New York Army National Guard Soldiers assigned to Bravo Company, 152nd Brigade Engineer Battalion, conduct demolition training July 15 at Fort Drum, New York. During the training the Soldiers prepped and detonated Bangalore torpedoes while honing their combat engineer skills. (U.S. Army photo by Sgt. Alexander Rector / New York National Guard)
New York National Guard combat engineers practice using explosive skills at Fort Drum
Sgt. Alexander Rector
New York National Guard
FORT DRUM, N.Y. (July 22, 2020) – Fresh from duty assisting New York in tackling COVID-19, New York Army National Guard combat engineers hit the ranges at Fort Drum to practice clearing the battlefield of any other obstacles that stand in their way.
Thirty-nine Soldiers from two platoons of Bravo Company, 152nd Brigade Engineer Battalion, spent their time at the demolition range as part of their annual training, honing their skills with things that blow up.
Many of the unit Soldiers had already met the annual training requirement by serving as part of New York’s response to the COVID-19 pandemic.
The 152nd is the combat engineer brigade for the 27th Infantry Brigade Combat Team.
At the range, the engineers trained on the safe preparation and deployment of C4, Bangalore torpedoes, and cratering charges.
Bangalore torpedoes consist of an explosive charge in a tube that is pushed under an obstacle like concertina wire to destroy it.
C4, the type of plastic explosive used by engineers, is deployed to remove obstacles and structures, while cratering charges blow holes roads or runways to impede the enemy.
Combat engineers have one of the most rigorous jobs in the U.S. Army.
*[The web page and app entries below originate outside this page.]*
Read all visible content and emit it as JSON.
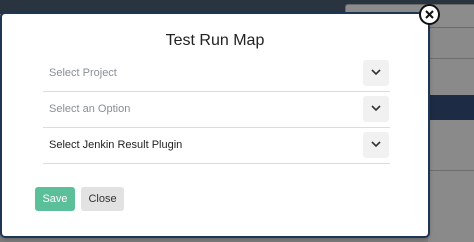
{
  "modal": {
    "title": "Test Run Map",
    "selects": [
      {
        "placeholder": "Select Project",
        "value": ""
      },
      {
        "placeholder": "Select an Option",
        "value": ""
      },
      {
        "placeholder": "",
        "value": "Select Jenkin Result Plugin"
      }
    ],
    "save_label": "Save",
    "close_label": "Close"
  },
  "icons": {
    "close": "close-icon",
    "chevron": "chevron-down-icon"
  },
  "colors": {
    "save_button": "#5bbf9a",
    "close_button": "#e2e2e2",
    "modal_border": "#1f3556"
  }
}
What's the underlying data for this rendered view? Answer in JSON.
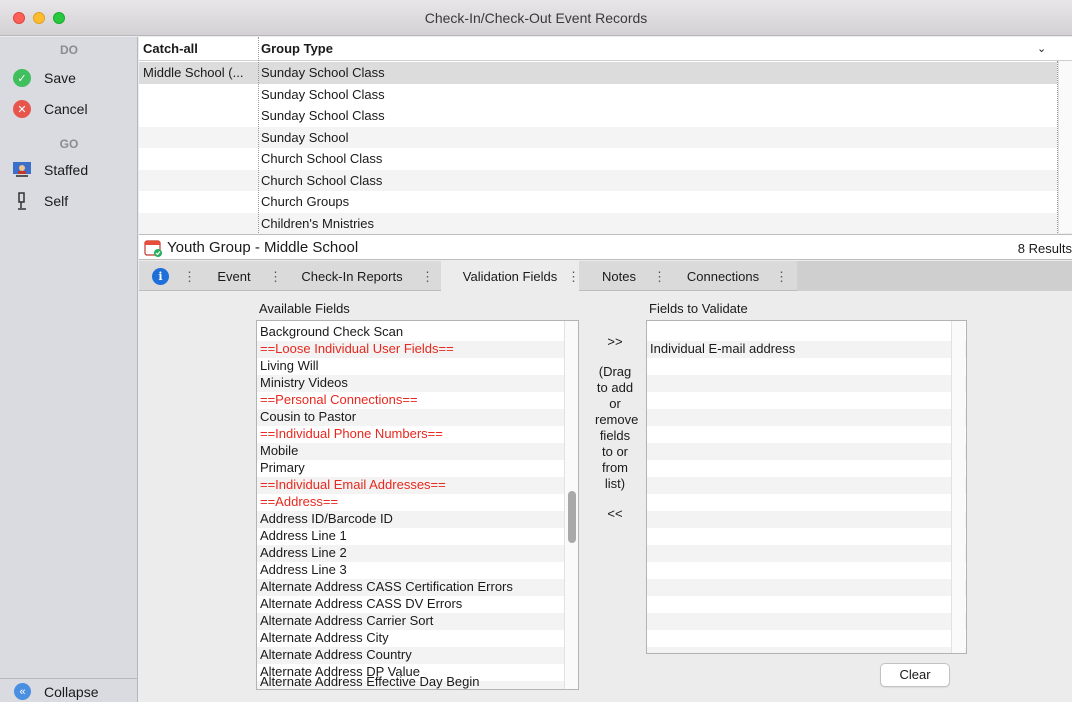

During war they are tasked with breaching trenches, clearing obstacles, and constructing fortifications to slow the enemy's advance, said Sgt. Kieth Vosburg, a squad leader assigned to Bravo Company, 152nd Brigade Engineer Battalion.
“It's why I come out here, to train for something like that,” said Pfc. Tiger London. “So if we find ourselves in a combat situation we'll be prepared and know what to do.”
While training at the range, the Soldiers were also able to conduct hands-on familiarization with the unit's TALON remotely operated tracked robot.
Commonly used by military and civilian explosive ordnance disposal units, the TALON is a man-portable robot that can be used to identify and eliminate explosive threats while keeping Soldiers out of harm’s way.
“We use the TALON to inspect and identify unknown explosives,” Vosburg said. “If we come across an IED (improvised explosive device), we can use the TALON to place a charge next to it. That way we can detonate the IED without having to send someone downrange.”
Vosburg has been an engineer for the eight years of his Army career. But most of that time was as a “horizontal” engineer, building roads and runways.
He switched over to the combat side of engineering, becoming the leader of, to further his career, Vosburg said. Now he’s leading seven engineer Soldiers, often known as “Sappers,” who specialize in blowing things up.
U.S. Army combat engineers are often called 12 Bravos, in reference to the alphanumeric designation that is used to identify a Soldier's military occupational specialty.
'My favorite thing about being on the 12 Bravo side would definitely be the explosives,” Vosburg explained. “So far, it's been great. Everyone wants to be hands on, they want to learn what to do, they want to pull the pins and blow stuff up.”
Aside from blowing stuff up, the Soldiers spent time at the small-arms range, where they were able to hone their marksmanship skills on both the M4 rifle and M9 pistol.
As a squad leader, Vosburg is tasked with the important job of training and mentoring the junior combat engineers in his squad.
“Eventually they're going to be sitting where I'm sitting and they're going to have to teach other guys,” Vosburg said.
“It’s important for them to sit down, listen to the training, and hone those skills because one day they're going to be teaching somebody.
“They're going to have to help other people succeed whether in their squad or outside of their squad. They're going to help the unit readiness as a whole,” he added.
“We're like one big family,” London said. “We just get the job done.”
“I came out of training a year ago,” London said. “The signing bonus was great for this job, and it sounded awesome so I was like ‘let’s do it.’ If you haven't joined yet, I highly suggest joining."